Well, I heard about it on the, in the newspapers [overlap]. OK, I've got it, yes, Well, I read of the murder of a young black child really, fifteen years old, named Emmett Till in the newspapers, and of course on the radio. And I was Director of Religious Life at the time at the University of Mississippi, and I knew that this man would never, whoever had committed this, would never be convicted. And there was a long drawn out trial, and in all fairness to the judge in the case, I watched some of it in the courtroom, I think he did the best he could, but the two men who were charged with this murder were at the time heroes. Now the strange part of it is, as soon as the trial was over, and Mr. William Bradley Hewitt [sic, author of the article was William Bradford Huie] wrote a story for magazine showing the check that he had made out to them to tell the real story, where they said, yeah, we took him down there and you know, we beat him and then, then killed him and threw him in the river, Tallahatchie River, and so on. Those people were nobodies after that. They were disgraced, which is a strange conflict and dichotomy in southern society that while they were being accused of this crime, we have to rally to their defense and take up money, and hire lawyers, and all the rest. But then when it's over, look, why did you have to disgrace us like that, now get out of town, we don't really want to see you again.

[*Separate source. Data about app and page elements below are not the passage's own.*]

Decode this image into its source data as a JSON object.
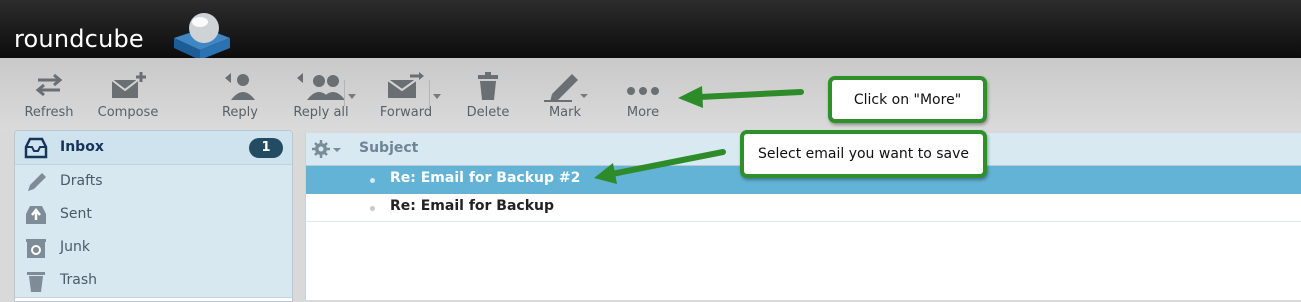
{
  "app": {
    "logo_text": "roundcube"
  },
  "toolbar": {
    "refresh": "Refresh",
    "compose": "Compose",
    "reply": "Reply",
    "reply_all": "Reply all",
    "forward": "Forward",
    "delete": "Delete",
    "mark": "Mark",
    "more": "More"
  },
  "folders": [
    {
      "name": "Inbox",
      "icon": "inbox-icon",
      "unread": "1",
      "selected": true
    },
    {
      "name": "Drafts",
      "icon": "pencil-icon"
    },
    {
      "name": "Sent",
      "icon": "sent-icon"
    },
    {
      "name": "Junk",
      "icon": "junk-icon"
    },
    {
      "name": "Trash",
      "icon": "trash-icon"
    }
  ],
  "message_list": {
    "column_subject": "Subject",
    "rows": [
      {
        "subject": "Re: Email for Backup #2",
        "selected": true
      },
      {
        "subject": "Re: Email for Backup",
        "selected": false
      }
    ]
  },
  "annotations": {
    "callout_more": "Click on \"More\"",
    "callout_select": "Select email you want to save"
  },
  "colors": {
    "header": "#1a1a1a",
    "selected_row": "#62b3d6",
    "folder_bg": "#d7e8f0",
    "unread_badge": "#234c63",
    "callout_border": "#2f8f2a"
  }
}
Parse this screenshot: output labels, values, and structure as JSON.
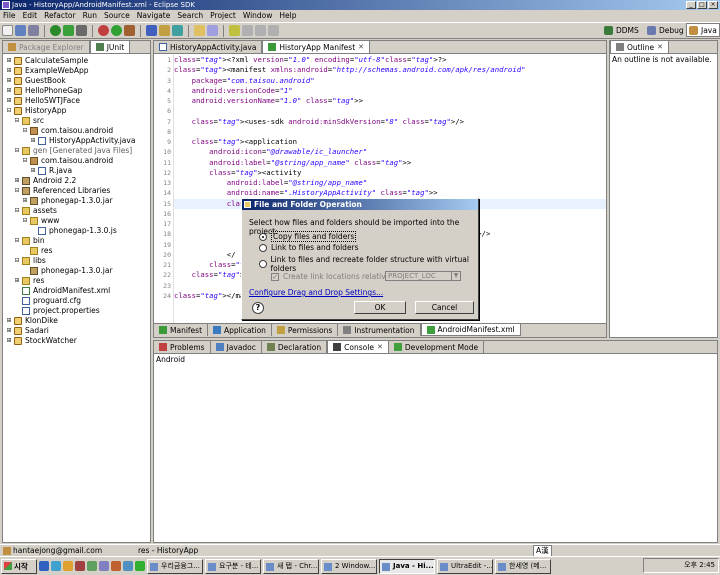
{
  "window": {
    "title": "Java - HistoryApp/AndroidManifest.xml - Eclipse SDK"
  },
  "menu": [
    "File",
    "Edit",
    "Refactor",
    "Run",
    "Source",
    "Navigate",
    "Search",
    "Project",
    "Window",
    "Help"
  ],
  "perspectives": {
    "ddms": "DDMS",
    "debug": "Debug",
    "java": "Java"
  },
  "explorer": {
    "tabs": [
      "Package Explorer",
      "JUnit"
    ],
    "rows": [
      {
        "depth": 0,
        "twisty": "+",
        "icon": "proj",
        "label": "CalculateSample"
      },
      {
        "depth": 0,
        "twisty": "+",
        "icon": "proj",
        "label": "ExampleWebApp"
      },
      {
        "depth": 0,
        "twisty": "+",
        "icon": "proj",
        "label": "GuestBook"
      },
      {
        "depth": 0,
        "twisty": "+",
        "icon": "proj",
        "label": "HelloPhoneGap"
      },
      {
        "depth": 0,
        "twisty": "+",
        "icon": "proj",
        "label": "HelloSWTJFace"
      },
      {
        "depth": 0,
        "twisty": "-",
        "icon": "proj",
        "label": "HistoryApp"
      },
      {
        "depth": 1,
        "twisty": "-",
        "icon": "folder",
        "label": "src"
      },
      {
        "depth": 2,
        "twisty": "-",
        "icon": "pkg",
        "label": "com.taisou.android"
      },
      {
        "depth": 3,
        "twisty": "+",
        "icon": "jfile",
        "label": "HistoryAppActivity.java"
      },
      {
        "depth": 1,
        "twisty": "-",
        "icon": "folder",
        "label": "gen [Generated Java Files]",
        "dim": true
      },
      {
        "depth": 2,
        "twisty": "-",
        "icon": "pkg",
        "label": "com.taisou.android"
      },
      {
        "depth": 3,
        "twisty": "+",
        "icon": "jfile",
        "label": "R.java"
      },
      {
        "depth": 1,
        "twisty": "+",
        "icon": "jar",
        "label": "Android 2.2"
      },
      {
        "depth": 1,
        "twisty": "-",
        "icon": "jar",
        "label": "Referenced Libraries"
      },
      {
        "depth": 2,
        "twisty": "+",
        "icon": "jar",
        "label": "phonegap-1.3.0.jar"
      },
      {
        "depth": 1,
        "twisty": "-",
        "icon": "folder",
        "label": "assets"
      },
      {
        "depth": 2,
        "twisty": "-",
        "icon": "folder",
        "label": "www"
      },
      {
        "depth": 3,
        "twisty": "",
        "icon": "jfile",
        "label": "phonegap-1.3.0.js"
      },
      {
        "depth": 1,
        "twisty": "-",
        "icon": "folder",
        "label": "bin"
      },
      {
        "depth": 2,
        "twisty": "",
        "icon": "folder",
        "label": "res"
      },
      {
        "depth": 1,
        "twisty": "-",
        "icon": "folder",
        "label": "libs"
      },
      {
        "depth": 2,
        "twisty": "",
        "icon": "jar",
        "label": "phonegap-1.3.0.jar"
      },
      {
        "depth": 1,
        "twisty": "+",
        "icon": "folder",
        "label": "res"
      },
      {
        "depth": 1,
        "twisty": "",
        "icon": "xmlf",
        "label": "AndroidManifest.xml"
      },
      {
        "depth": 1,
        "twisty": "",
        "icon": "jfile",
        "label": "proguard.cfg"
      },
      {
        "depth": 1,
        "twisty": "",
        "icon": "jfile",
        "label": "project.properties"
      },
      {
        "depth": 0,
        "twisty": "+",
        "icon": "proj",
        "label": "KlonDike"
      },
      {
        "depth": 0,
        "twisty": "+",
        "icon": "proj",
        "label": "Sadari"
      },
      {
        "depth": 0,
        "twisty": "+",
        "icon": "proj",
        "label": "StockWatcher"
      }
    ]
  },
  "editor": {
    "tabs": [
      "HistoryAppActivity.java",
      "HistoryApp Manifest"
    ],
    "bottom_tabs": [
      "Manifest",
      "Application",
      "Permissions",
      "Instrumentation",
      "AndroidManifest.xml"
    ],
    "lines": [
      "<?xml version=\"1.0\" encoding=\"utf-8\"?>",
      "<manifest xmlns:android=\"http://schemas.android.com/apk/res/android\"",
      "    package=\"com.taisou.android\"",
      "    android:versionCode=\"1\"",
      "    android:versionName=\"1.0\" >",
      "",
      "    <uses-sdk android:minSdkVersion=\"8\" />",
      "",
      "    <application",
      "        android:icon=\"@drawable/ic_launcher\"",
      "        android:label=\"@string/app_name\" >",
      "        <activity",
      "            android:label=\"@string/app_name\"",
      "            android:name=\".HistoryAppActivity\" >",
      "            <intent-filter >",
      "",
      "",
      "                                                    CHER\" />",
      "",
      "            </",
      "        </acti",
      "    </applicat",
      "",
      "</manifest>"
    ]
  },
  "outline": {
    "tab": "Outline",
    "message": "An outline is not available."
  },
  "console": {
    "tabs": [
      "Problems",
      "Javadoc",
      "Declaration",
      "Console",
      "Development Mode"
    ],
    "text": "Android"
  },
  "dialog": {
    "title": "File and Folder Operation",
    "question": "Select how files and folders should be imported into the project:",
    "options": [
      "Copy files and folders",
      "Link to files and folders",
      "Link to files and recreate folder structure with virtual folders"
    ],
    "selected": 0,
    "checkbox_label": "Create link locations relative to:",
    "combo_value": "PROJECT_LOC",
    "link": "Configure Drag and Drop Settings...",
    "ok": "OK",
    "cancel": "Cancel"
  },
  "status": {
    "user": "hantaejong@gmail.com",
    "path": "res - HistoryApp",
    "ime": "A漢"
  },
  "taskbar": {
    "start": "시작",
    "tasks": [
      "우리금융그...",
      "요구분 - 테...",
      "새 탭 - Chr...",
      "2 Window...",
      "Java - Hi...",
      "UltraEdit -...",
      "한세영 (메..."
    ],
    "active": 4,
    "clock": "오후 2:45"
  }
}
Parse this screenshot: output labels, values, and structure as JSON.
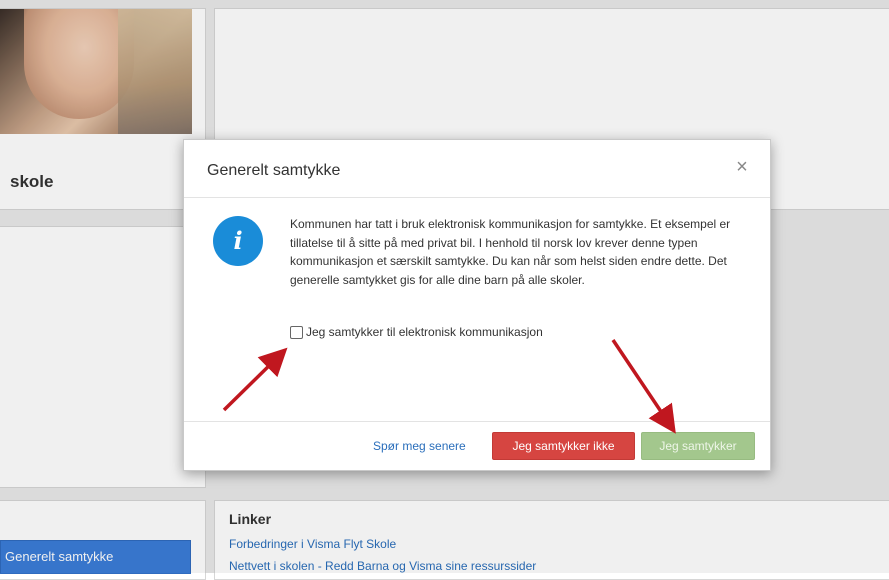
{
  "background": {
    "school_name": "skole",
    "side_button_label": "Generelt samtykke",
    "links": {
      "title": "Linker",
      "items": [
        "Forbedringer i Visma Flyt Skole",
        "Nettvett i skolen - Redd Barna og Visma sine ressurssider"
      ]
    }
  },
  "modal": {
    "title": "Generelt samtykke",
    "close_symbol": "×",
    "info_icon": "info-icon",
    "info_symbol": "i",
    "body_text": "Kommunen har tatt i bruk elektronisk kommunikasjon for samtykke. Et eksempel er tillatelse til å sitte på med privat bil. I henhold til norsk lov krever denne typen kommunikasjon et særskilt samtykke. Du kan når som helst siden endre dette. Det generelle samtykket gis for alle dine barn på alle skoler.",
    "checkbox_label": "Jeg samtykker til elektronisk kommunikasjon",
    "checkbox_checked": false,
    "later_link": "Spør meg senere",
    "decline_button": "Jeg samtykker ikke",
    "accept_button": "Jeg samtykker",
    "accept_enabled": false
  },
  "annotation_color": "#c0171f",
  "colors": {
    "info_blue": "#1a8cd8",
    "decline_red": "#d64541",
    "accept_green_disabled": "#a3c78d",
    "link_blue": "#2a6ebb",
    "side_button_blue": "#3b7dd8"
  }
}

QUESTION 16
INTERVIEWER:

WHAT WAS, DO YOU HAVE A SENSE OF WHAT THE REACTION, IF ANY, FROM WHITE MISSISSIPPIANS IN GENERAL WAS TO THE NEWS OF THAT, FIRST OF THE LYNCHING AND THEN OF THE TRIAL AND THE VERDICT.

Rev. Will D. Campbell:

It's very difficult to believe that in 1955 intelligent, civilized, and often sophisticated people would say, well, that didn't really happen, that the NAACP, which was considered the radicals at the time had this boy killed and thrown in the river to embarrass white Mississippi, or to raise money and so on. All kinds of stories, or that wasn't really his body, his mother discredited, that they—some black undertaker from Chicago—brought a bum down here who had died of a drug overdose on the streets and threw it in the river and Emmett Till's back in Chicago laughing at us. And, and these things, which is today impossible—even though I lived through it and experienced it—to believe that those things were being seriously said and reported in allegedly responsible organs of the media, but it happened.

QUESTION 17
INTERVIEWER:

GOOD.

Rev. Will D. Campbell:

All right.

CAMERA CREW MEMBER:

THIS WILL BE ROOM TONE.